[INPUT RECORDS]

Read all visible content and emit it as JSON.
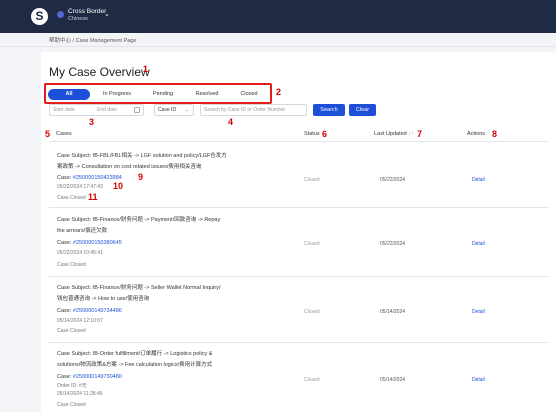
{
  "header": {
    "logo_char": "S",
    "brand_title": "Cross Border",
    "brand_subtitle": "Chinese",
    "chevron": "⌄"
  },
  "breadcrumb": "帮助中心 / Case Management Page",
  "page_title": "My Case Overview",
  "annotations": [
    "1",
    "2",
    "3",
    "4",
    "5",
    "6",
    "7",
    "8",
    "9",
    "10",
    "11"
  ],
  "tabs": [
    {
      "label": "All",
      "active": true
    },
    {
      "label": "In Progress",
      "active": false
    },
    {
      "label": "Pending",
      "active": false
    },
    {
      "label": "Resolved",
      "active": false
    },
    {
      "label": "Closed",
      "active": false
    }
  ],
  "filters": {
    "start_placeholder": "Start date",
    "end_placeholder": "End date",
    "calendar_icon": "calendar-icon",
    "case_id_select": "Case ID",
    "search_placeholder": "Search by Case ID or Order Number",
    "search_label": "Search",
    "clear_label": "Clear"
  },
  "columns": {
    "cases": "Cases",
    "status": "Status",
    "last_updated": "Last Updated",
    "sort_icon": "sort-icon",
    "actions": "Actions"
  },
  "rows": [
    {
      "subject_line1": "Case Subject: IB-FBL/FBL相关 -> LGF solution and policy/LGF仓发方",
      "subject_line2": "案政策 -> Consultation on cost related issues/费用相关咨询",
      "case_prefix": "Case: ",
      "case_id": "#2500001504239​84",
      "order_line": "",
      "created": "05/22/2024 17:47:43",
      "closed_text": "Case Closed",
      "status": "Closed",
      "updated": "05/22/2024",
      "action": "Detail"
    },
    {
      "subject_line1": "Case Subject: IB-Finance/财务问题 -> Payment/回款咨询 -> Repay",
      "subject_line2": "the arrears/偿还欠款",
      "case_prefix": "Case: ",
      "case_id": "#250000150380645",
      "order_line": "",
      "created": "05/22/2024 10:45:41",
      "closed_text": "Case Closed",
      "status": "Closed",
      "updated": "05/22/2024",
      "action": "Detail"
    },
    {
      "subject_line1": "Case Subject: IB-Finance/财务问题 -> Seller Wallet Normal Inquiry/",
      "subject_line2": "钱包普通咨询 -> How to use/使用咨询",
      "case_prefix": "Case: ",
      "case_id": "#250000149734486",
      "order_line": "",
      "created": "05/14/2024 12:10:07",
      "closed_text": "Case Closed",
      "status": "Closed",
      "updated": "05/14/2024",
      "action": "Detail"
    },
    {
      "subject_line1": "Case Subject: IB-Order fulfillment/订单履行 -> Logistics policy &",
      "subject_line2": "solutions/物流政策&方案 -> Fee calculation logics/费用计算方式",
      "case_prefix": "Case: ",
      "case_id": "#250000149730480",
      "order_line": "Order ID: #无",
      "created": "05/14/2024 11:28:46",
      "closed_text": "Case Closed",
      "status": "Closed",
      "updated": "05/14/2024",
      "action": "Detail"
    }
  ]
}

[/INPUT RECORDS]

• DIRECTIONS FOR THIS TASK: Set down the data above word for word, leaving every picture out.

• YOUR RESPONSE:
Read all visible content and emit it as JSON.
{
  "header": {
    "logo_char": "S",
    "brand_title": "Cross Border",
    "brand_subtitle": "Chinese",
    "chevron": "⌄"
  },
  "breadcrumb": "帮助中心 / Case Management Page",
  "page_title": "My Case Overview",
  "annotations": [
    "1",
    "2",
    "3",
    "4",
    "5",
    "6",
    "7",
    "8",
    "9",
    "10",
    "11"
  ],
  "tabs": [
    {
      "label": "All",
      "active": true
    },
    {
      "label": "In Progress",
      "active": false
    },
    {
      "label": "Pending",
      "active": false
    },
    {
      "label": "Resolved",
      "active": false
    },
    {
      "label": "Closed",
      "active": false
    }
  ],
  "filters": {
    "start_placeholder": "Start date",
    "end_placeholder": "End date",
    "calendar_icon": "calendar-icon",
    "case_id_select": "Case ID",
    "search_placeholder": "Search by Case ID or Order Number",
    "search_label": "Search",
    "clear_label": "Clear"
  },
  "columns": {
    "cases": "Cases",
    "status": "Status",
    "last_updated": "Last Updated",
    "sort_icon": "sort-icon",
    "actions": "Actions"
  },
  "rows": [
    {
      "subject_line1": "Case Subject: IB-FBL/FBL相关 -> LGF solution and policy/LGF仓发方",
      "subject_line2": "案政策 -> Consultation on cost related issues/费用相关咨询",
      "case_prefix": "Case: ",
      "case_id": "#2500001504239​84",
      "order_line": "",
      "created": "05/22/2024 17:47:43",
      "closed_text": "Case Closed",
      "status": "Closed",
      "updated": "05/22/2024",
      "action": "Detail"
    },
    {
      "subject_line1": "Case Subject: IB-Finance/财务问题 -> Payment/回款咨询 -> Repay",
      "subject_line2": "the arrears/偿还欠款",
      "case_prefix": "Case: ",
      "case_id": "#250000150380645",
      "order_line": "",
      "created": "05/22/2024 10:45:41",
      "closed_text": "Case Closed",
      "status": "Closed",
      "updated": "05/22/2024",
      "action": "Detail"
    },
    {
      "subject_line1": "Case Subject: IB-Finance/财务问题 -> Seller Wallet Normal Inquiry/",
      "subject_line2": "钱包普通咨询 -> How to use/使用咨询",
      "case_prefix": "Case: ",
      "case_id": "#250000149734486",
      "order_line": "",
      "created": "05/14/2024 12:10:07",
      "closed_text": "Case Closed",
      "status": "Closed",
      "updated": "05/14/2024",
      "action": "Detail"
    },
    {
      "subject_line1": "Case Subject: IB-Order fulfillment/订单履行 -> Logistics policy &",
      "subject_line2": "solutions/物流政策&方案 -> Fee calculation logics/费用计算方式",
      "case_prefix": "Case: ",
      "case_id": "#250000149730480",
      "order_line": "Order ID: #无",
      "created": "05/14/2024 11:28:46",
      "closed_text": "Case Closed",
      "status": "Closed",
      "updated": "05/14/2024",
      "action": "Detail"
    }
  ]
}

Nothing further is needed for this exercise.